Respondent was independently involved in a plumbing and heating business. This court has held that "[w]here the work performed by the actor coincides in character with that of his independent calling or separate business, there is a basis for inference that the right of control as to the manner and means of performing the work was not retained by the employer." Fahey v. Terp, 235 Minn. 432, 434, 51 N.W.2d 273, 274 (1952). However, in Christopherson v. Security State Bank of Oklee, 256 Minn. 191, 194, 97 N.W.2d 649, 651 (1959), the court stated that "the mere fact that a workman skilled in a certain type of work knows more about the work than the one who employs him does not determine which relationship exists."
In Bolin v. Scheurer, 210 Minn. 15, 297 N.W. 106 (1941), the court reversed the determination of the compensation commission that Bolin, the injured employee of Scheurer, an excavation contractor, was an independent contractor vis-a-vis the city of Mankato. Scheurer had solicited excavation work as a part of a city project to reduce street levels and install curbs and gutters. As he was indebted to the city, it was agreed that he would be given enough work to pay his debt. The court cited several factors in determining that Scheurer and his employee Bolin were employees rather than independent contractors. First, there was no definite agreement as to the extent or duration of the work. Second, the city had full authority to have the excavation work done by others. Third, absent from their overall relationship was an obligation upon Scheurer to bring about some end result or objective. Finally, the city had an unfettered right of discharge or termination.
While the facts of Bolin v. Scheurer, supra, are somewhat similar to the case before the court, there was greater control of the means and manner of performance. This is reflected in the following excerpt of the court's opinion:
"* * * Nevertheless, to an important degree, the city, through its street foreman, did supervise the course of performance by indication of the depth of excavation desired and the place of deposit wanted. * * * Moreover, had any issue arisen between Mankato and Scheurer as to method, manner, or details of performance, the city, through its reservation of power to control and supervise the progress and direction of the work, could have dictated the decision." ( 210 Minn. 18, 297 N.W. 107).
Where the injured party is a skilled artisan doing work on a job-by-job basis, evidence of any real right of control is generally absent. However, in instances where the injured party's services are a recurring and integral part of the serviced party's business, liability for compensation benefits should be found despite the absence of control. See, 1A Larson, Workmen's Compensation Law, § 45.31.
The work performed herein was a recurring facet of the city's responsibility to maintain its sewer and water facilities. While the work generated was not substantial enough to require the services of permanent employees, it was frequent enough for the city to engage a plumber on an unofficial retainer. Indeed, Gordon Rogstad was only a part-time employee himself, but it was his responsibility to watch and monitor the city's water system and to notify the council of any possible breaks.
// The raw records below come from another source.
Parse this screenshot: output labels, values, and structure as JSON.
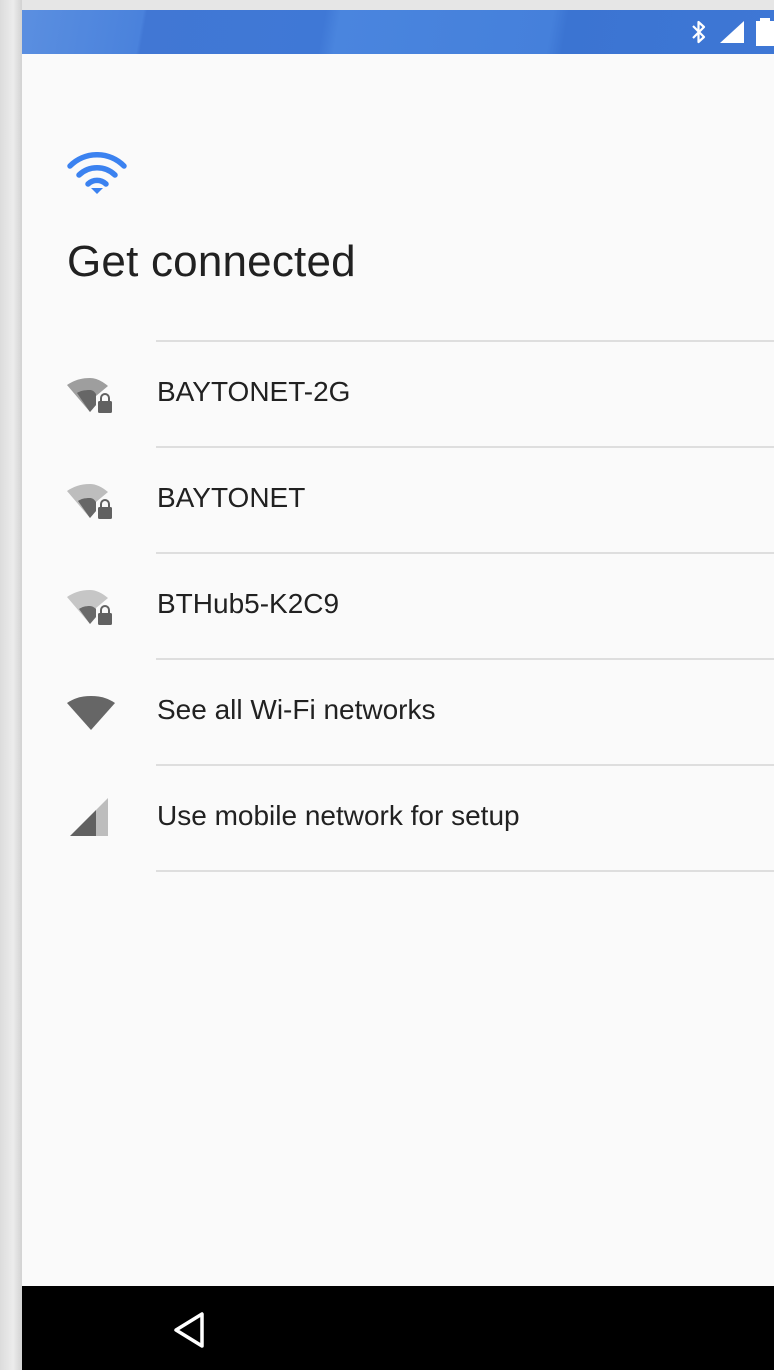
{
  "status_bar": {
    "icons": [
      "bluetooth-icon",
      "cellular-signal-icon",
      "battery-icon"
    ]
  },
  "header": {
    "icon": "wifi-icon",
    "title": "Get connected"
  },
  "networks": [
    {
      "label": "BAYTONET-2G",
      "icon": "wifi-locked-icon"
    },
    {
      "label": "BAYTONET",
      "icon": "wifi-locked-icon"
    },
    {
      "label": "BTHub5-K2C9",
      "icon": "wifi-locked-icon"
    },
    {
      "label": "See all Wi-Fi networks",
      "icon": "wifi-icon"
    },
    {
      "label": "Use mobile network for setup",
      "icon": "cellular-signal-icon"
    }
  ],
  "nav_bar": {
    "icons": [
      "back-icon"
    ]
  },
  "colors": {
    "status_bar": "#4279d6",
    "accent_wifi": "#3b82f0",
    "icon_gray": "#757575",
    "background": "#fafafa",
    "nav_bar": "#000000"
  }
}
His employment was very little different from that of the respondent in that respect. Yet, no serious argument would be made that Rogstad was not, in fact, an employee. Therefore, although the facts are close, since this is a review of a factual question, the board's decision should be affirmed.
I join in the dissent of Mr. Justice YETKA.
I concur in the dissent of Mr. Justice YETKA.